What you are asked to do:
Find every line in the records below that holds the word "period", and copy each one.

(Web page and app entries)
____

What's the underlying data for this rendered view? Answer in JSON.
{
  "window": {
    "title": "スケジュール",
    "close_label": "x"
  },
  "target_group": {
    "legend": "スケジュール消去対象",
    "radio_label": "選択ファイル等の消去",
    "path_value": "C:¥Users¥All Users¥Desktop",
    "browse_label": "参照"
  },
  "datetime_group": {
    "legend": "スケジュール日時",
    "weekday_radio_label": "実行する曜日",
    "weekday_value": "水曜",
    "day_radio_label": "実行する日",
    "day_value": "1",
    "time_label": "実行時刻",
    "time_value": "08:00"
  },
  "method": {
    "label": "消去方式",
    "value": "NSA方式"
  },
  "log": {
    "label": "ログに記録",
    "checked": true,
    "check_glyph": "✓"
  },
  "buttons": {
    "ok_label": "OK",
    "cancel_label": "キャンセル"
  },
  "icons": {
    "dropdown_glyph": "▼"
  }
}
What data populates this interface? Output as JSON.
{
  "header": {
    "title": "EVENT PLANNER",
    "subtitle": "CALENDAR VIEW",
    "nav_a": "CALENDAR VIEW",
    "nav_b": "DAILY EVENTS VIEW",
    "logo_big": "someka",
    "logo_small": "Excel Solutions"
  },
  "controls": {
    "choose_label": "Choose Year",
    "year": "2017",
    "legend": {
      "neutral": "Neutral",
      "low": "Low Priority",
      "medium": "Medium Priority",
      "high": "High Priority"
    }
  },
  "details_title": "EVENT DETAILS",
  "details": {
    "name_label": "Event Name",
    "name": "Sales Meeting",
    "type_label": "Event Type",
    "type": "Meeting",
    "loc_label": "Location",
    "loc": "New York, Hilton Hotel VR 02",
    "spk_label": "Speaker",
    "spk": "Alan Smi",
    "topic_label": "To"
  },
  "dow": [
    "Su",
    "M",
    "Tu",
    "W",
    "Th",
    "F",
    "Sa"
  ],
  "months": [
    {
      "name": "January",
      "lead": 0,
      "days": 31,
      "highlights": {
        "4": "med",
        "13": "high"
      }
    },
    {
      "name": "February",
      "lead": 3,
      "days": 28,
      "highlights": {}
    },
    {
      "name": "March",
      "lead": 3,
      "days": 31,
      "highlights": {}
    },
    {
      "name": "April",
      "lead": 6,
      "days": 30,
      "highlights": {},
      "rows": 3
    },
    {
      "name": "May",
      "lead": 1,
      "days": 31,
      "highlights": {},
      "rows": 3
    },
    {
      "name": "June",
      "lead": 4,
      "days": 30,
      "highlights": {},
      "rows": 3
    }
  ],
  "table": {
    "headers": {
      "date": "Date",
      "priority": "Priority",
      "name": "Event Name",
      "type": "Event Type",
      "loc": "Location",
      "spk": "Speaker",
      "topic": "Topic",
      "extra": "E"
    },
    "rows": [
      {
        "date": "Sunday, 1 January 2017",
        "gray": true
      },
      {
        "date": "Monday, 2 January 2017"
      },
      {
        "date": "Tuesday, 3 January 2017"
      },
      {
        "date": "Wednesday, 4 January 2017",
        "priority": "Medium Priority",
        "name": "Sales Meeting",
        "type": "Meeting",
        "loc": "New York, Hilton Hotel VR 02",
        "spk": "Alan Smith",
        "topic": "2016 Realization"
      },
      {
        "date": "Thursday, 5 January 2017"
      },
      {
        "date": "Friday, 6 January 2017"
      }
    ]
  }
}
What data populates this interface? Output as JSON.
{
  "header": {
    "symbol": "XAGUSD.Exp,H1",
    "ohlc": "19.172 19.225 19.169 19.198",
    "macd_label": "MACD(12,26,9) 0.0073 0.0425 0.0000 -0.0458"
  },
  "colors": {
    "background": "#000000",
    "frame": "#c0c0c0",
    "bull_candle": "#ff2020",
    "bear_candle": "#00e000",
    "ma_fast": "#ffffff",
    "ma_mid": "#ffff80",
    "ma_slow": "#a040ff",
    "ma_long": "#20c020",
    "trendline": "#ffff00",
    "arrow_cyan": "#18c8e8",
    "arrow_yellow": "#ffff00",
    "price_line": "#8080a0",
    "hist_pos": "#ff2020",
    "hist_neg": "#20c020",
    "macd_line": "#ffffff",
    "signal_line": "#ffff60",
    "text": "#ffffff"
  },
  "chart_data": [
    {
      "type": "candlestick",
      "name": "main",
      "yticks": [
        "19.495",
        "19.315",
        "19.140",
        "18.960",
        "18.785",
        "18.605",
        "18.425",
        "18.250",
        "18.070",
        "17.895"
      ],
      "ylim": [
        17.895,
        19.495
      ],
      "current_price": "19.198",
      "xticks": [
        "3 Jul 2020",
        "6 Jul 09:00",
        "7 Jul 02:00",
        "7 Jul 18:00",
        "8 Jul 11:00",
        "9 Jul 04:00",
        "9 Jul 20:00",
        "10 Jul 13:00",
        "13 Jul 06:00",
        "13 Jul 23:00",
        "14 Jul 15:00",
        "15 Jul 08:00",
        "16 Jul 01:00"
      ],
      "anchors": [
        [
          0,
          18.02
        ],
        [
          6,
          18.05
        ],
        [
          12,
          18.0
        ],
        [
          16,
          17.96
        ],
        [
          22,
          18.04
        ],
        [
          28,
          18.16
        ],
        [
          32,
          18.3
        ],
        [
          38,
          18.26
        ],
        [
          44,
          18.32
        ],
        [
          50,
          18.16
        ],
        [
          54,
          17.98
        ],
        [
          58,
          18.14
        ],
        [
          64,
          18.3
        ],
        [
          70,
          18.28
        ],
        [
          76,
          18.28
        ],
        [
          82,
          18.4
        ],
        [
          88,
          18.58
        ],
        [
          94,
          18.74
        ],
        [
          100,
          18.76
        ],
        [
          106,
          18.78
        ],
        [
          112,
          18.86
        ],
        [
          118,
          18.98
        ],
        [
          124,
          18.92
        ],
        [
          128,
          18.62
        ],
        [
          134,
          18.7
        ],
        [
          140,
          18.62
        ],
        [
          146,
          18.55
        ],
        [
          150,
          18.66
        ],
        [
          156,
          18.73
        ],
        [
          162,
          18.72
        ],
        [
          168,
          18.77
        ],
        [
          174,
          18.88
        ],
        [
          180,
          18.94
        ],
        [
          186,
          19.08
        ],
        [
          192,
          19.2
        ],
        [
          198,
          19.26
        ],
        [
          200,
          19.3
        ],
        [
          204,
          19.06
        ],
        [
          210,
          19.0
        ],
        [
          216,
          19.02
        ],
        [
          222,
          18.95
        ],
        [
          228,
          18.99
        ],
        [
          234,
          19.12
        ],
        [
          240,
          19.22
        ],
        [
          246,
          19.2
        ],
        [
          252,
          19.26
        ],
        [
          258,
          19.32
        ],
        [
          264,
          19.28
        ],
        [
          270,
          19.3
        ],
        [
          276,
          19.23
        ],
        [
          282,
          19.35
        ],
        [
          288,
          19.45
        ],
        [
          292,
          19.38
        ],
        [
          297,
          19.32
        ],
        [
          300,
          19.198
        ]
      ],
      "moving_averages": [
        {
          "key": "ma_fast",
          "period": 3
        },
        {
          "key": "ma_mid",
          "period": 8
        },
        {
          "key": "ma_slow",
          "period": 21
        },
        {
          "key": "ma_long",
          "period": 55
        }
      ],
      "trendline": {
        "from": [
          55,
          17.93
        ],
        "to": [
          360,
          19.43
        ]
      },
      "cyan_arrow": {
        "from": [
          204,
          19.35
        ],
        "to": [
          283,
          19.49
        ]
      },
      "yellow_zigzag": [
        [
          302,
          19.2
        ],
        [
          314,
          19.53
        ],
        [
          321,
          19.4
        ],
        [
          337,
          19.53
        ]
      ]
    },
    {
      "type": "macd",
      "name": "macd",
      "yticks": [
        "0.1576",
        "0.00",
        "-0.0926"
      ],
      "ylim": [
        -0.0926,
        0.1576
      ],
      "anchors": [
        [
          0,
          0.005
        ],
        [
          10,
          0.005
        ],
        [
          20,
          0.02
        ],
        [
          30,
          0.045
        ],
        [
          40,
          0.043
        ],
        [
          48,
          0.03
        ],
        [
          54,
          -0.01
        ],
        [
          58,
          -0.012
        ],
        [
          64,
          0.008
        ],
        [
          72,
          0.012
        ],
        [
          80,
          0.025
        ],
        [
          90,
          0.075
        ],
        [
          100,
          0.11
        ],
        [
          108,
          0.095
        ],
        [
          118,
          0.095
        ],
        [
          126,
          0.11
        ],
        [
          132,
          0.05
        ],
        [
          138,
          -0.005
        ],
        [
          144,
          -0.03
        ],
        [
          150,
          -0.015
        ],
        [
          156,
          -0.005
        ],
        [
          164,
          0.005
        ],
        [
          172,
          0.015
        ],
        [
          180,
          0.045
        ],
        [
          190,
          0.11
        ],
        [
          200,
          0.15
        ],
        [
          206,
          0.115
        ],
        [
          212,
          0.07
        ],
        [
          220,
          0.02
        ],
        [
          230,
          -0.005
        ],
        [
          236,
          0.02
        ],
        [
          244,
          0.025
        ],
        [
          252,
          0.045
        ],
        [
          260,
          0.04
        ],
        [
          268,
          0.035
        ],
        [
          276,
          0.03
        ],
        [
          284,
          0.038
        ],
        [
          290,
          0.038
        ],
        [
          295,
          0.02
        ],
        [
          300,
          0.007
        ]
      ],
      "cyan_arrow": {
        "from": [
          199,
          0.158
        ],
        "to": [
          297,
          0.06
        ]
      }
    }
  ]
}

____

Result:
          "period": 3
          "period": 8
          "period": 21
          "period": 55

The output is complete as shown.